__Your goal__:
Below are records; copy exactly the line containing "Convert this screenshot" and every line after it, through the last.

__Data for review__:
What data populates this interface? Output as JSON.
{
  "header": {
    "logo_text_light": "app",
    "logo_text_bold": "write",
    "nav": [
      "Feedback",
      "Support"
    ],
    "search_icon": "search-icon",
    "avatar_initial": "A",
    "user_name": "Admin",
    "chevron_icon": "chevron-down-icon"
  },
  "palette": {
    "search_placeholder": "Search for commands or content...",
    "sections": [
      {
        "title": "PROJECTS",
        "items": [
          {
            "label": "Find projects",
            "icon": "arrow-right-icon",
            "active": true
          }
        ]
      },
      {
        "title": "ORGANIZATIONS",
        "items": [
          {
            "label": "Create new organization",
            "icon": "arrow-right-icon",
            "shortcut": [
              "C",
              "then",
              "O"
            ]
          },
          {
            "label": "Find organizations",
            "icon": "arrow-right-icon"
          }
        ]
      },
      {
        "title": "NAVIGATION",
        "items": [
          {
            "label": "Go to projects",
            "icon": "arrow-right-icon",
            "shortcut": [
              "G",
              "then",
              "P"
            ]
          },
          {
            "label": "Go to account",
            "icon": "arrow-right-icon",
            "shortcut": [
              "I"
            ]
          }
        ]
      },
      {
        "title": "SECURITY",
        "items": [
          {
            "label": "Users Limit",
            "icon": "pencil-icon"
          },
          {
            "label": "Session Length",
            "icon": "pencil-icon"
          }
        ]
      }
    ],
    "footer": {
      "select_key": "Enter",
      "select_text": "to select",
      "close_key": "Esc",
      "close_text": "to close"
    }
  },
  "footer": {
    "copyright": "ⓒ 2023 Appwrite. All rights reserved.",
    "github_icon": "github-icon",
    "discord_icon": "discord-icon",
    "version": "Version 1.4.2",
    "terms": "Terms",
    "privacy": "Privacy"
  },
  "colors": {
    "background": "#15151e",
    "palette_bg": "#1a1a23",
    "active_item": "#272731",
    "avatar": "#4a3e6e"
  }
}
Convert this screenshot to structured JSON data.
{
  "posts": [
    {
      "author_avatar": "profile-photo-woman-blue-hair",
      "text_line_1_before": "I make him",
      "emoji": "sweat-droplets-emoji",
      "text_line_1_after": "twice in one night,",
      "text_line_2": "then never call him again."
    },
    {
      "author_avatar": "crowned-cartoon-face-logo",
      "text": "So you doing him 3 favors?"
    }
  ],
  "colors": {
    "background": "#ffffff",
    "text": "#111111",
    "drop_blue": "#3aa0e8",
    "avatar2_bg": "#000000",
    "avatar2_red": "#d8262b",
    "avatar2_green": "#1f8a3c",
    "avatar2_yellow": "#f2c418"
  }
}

__Exercise output__:
Convert this screenshot to structured JSON data.
{
  "posts": [
    {
      "author_avatar": "profile-photo-woman-blue-hair",
      "text_line_1_before": "I make him",
      "emoji": "sweat-droplets-emoji",
      "text_line_1_after": "twice in one night,",
      "text_line_2": "then never call him again."
    },
    {
      "author_avatar": "crowned-cartoon-face-logo",
      "text": "So you doing him 3 favors?"
    }
  ],
  "colors": {
    "background": "#ffffff",
    "text": "#111111",
    "drop_blue": "#3aa0e8",
    "avatar2_bg": "#000000",
    "avatar2_red": "#d8262b",
    "avatar2_green": "#1f8a3c",
    "avatar2_yellow": "#f2c418"
  }
}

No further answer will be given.